*What is needed:* Would you please output all the records exactly as given? Pictures should not appear in the copy.

━━━━━━━━━━━━━━━━━━━━

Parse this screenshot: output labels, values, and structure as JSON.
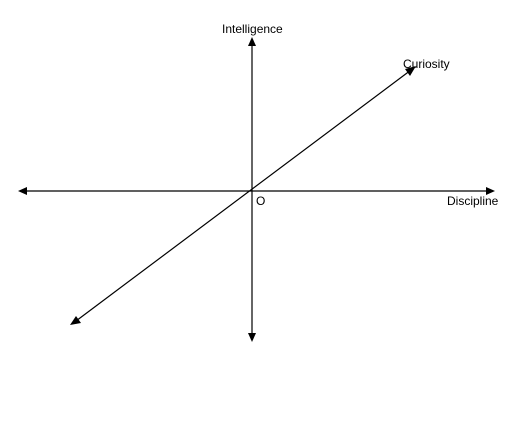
{
  "diagram": {
    "labels": {
      "vertical_axis": "Intelligence",
      "horizontal_axis": "Discipline",
      "diagonal_axis": "Curiosity",
      "origin": "O"
    },
    "line_color": "#000000",
    "background_color": "#ffffff"
  }
}
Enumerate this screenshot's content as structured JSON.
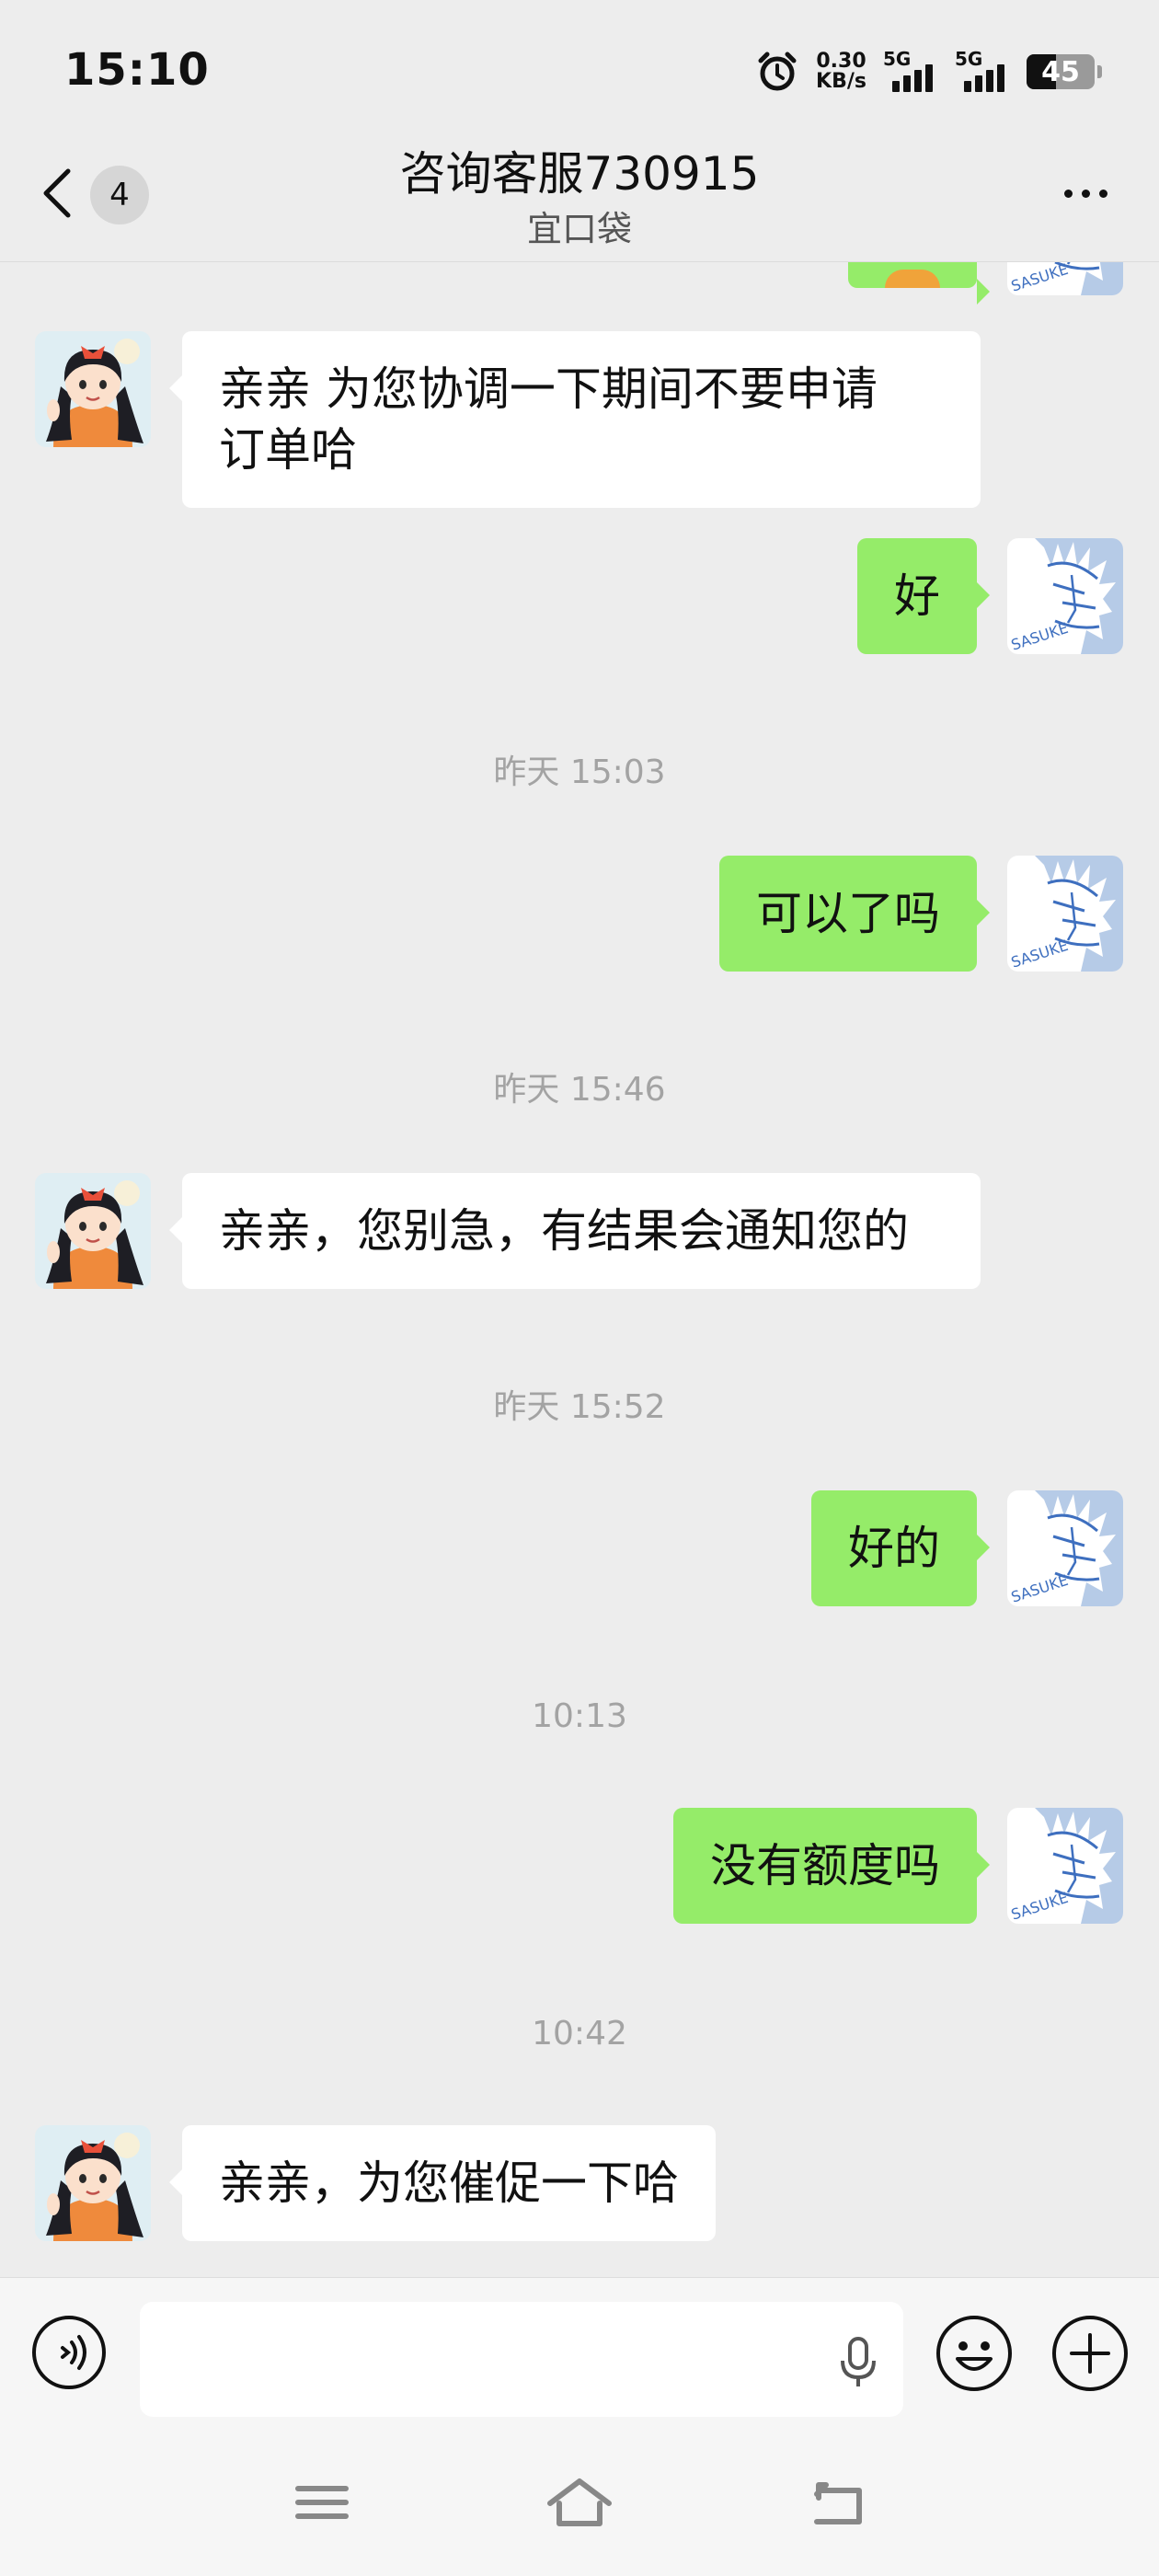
{
  "status_bar": {
    "time": "15:10",
    "net_speed_value": "0.30",
    "net_speed_unit": "KB/s",
    "sim1": "5G",
    "sim2": "5G",
    "battery": "45"
  },
  "header": {
    "unread_count": "4",
    "title": "咨询客服730915",
    "subtitle": "宜口袋"
  },
  "messages": [
    {
      "text_line1": "亲亲 为您协调一下期间不要申请",
      "text_line2": "订单哈"
    },
    {
      "text": "好"
    },
    {
      "time": "昨天 15:03"
    },
    {
      "text": "可以了吗"
    },
    {
      "time": "昨天 15:46"
    },
    {
      "text": "亲亲，您别急，有结果会通知您的"
    },
    {
      "time": "昨天 15:52"
    },
    {
      "text": "好的"
    },
    {
      "time": "10:13"
    },
    {
      "text": "没有额度吗"
    },
    {
      "time": "10:42"
    },
    {
      "text": "亲亲，为您催促一下哈"
    }
  ],
  "colors": {
    "background": "#ededed",
    "outgoing_bubble": "#95ec69",
    "incoming_bubble": "#ffffff",
    "timestamp": "#a3a3a3"
  },
  "icons": [
    "alarm-icon",
    "back-chevron-icon",
    "more-dots-icon",
    "voice-icon",
    "mic-icon",
    "emoji-icon",
    "plus-icon",
    "menu-icon",
    "home-icon",
    "back-icon"
  ]
}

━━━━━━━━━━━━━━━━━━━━

*Output of the exercise:*
Parse this screenshot: output labels, values, and structure as JSON.
{
  "diagram": {
    "labels": {
      "vertical_axis": "Intelligence",
      "horizontal_axis": "Discipline",
      "diagonal_axis": "Curiosity",
      "origin": "O"
    },
    "line_color": "#000000",
    "background_color": "#ffffff"
  }
}
Enumerate this screenshot's content as structured JSON.
{
  "status_bar": {
    "time": "15:10",
    "net_speed_value": "0.30",
    "net_speed_unit": "KB/s",
    "sim1": "5G",
    "sim2": "5G",
    "battery": "45"
  },
  "header": {
    "unread_count": "4",
    "title": "咨询客服730915",
    "subtitle": "宜口袋"
  },
  "messages": [
    {
      "text_line1": "亲亲 为您协调一下期间不要申请",
      "text_line2": "订单哈"
    },
    {
      "text": "好"
    },
    {
      "time": "昨天 15:03"
    },
    {
      "text": "可以了吗"
    },
    {
      "time": "昨天 15:46"
    },
    {
      "text": "亲亲，您别急，有结果会通知您的"
    },
    {
      "time": "昨天 15:52"
    },
    {
      "text": "好的"
    },
    {
      "time": "10:13"
    },
    {
      "text": "没有额度吗"
    },
    {
      "time": "10:42"
    },
    {
      "text": "亲亲，为您催促一下哈"
    }
  ],
  "colors": {
    "background": "#ededed",
    "outgoing_bubble": "#95ec69",
    "incoming_bubble": "#ffffff",
    "timestamp": "#a3a3a3"
  },
  "icons": [
    "alarm-icon",
    "back-chevron-icon",
    "more-dots-icon",
    "voice-icon",
    "mic-icon",
    "emoji-icon",
    "plus-icon",
    "menu-icon",
    "home-icon",
    "back-icon"
  ]
}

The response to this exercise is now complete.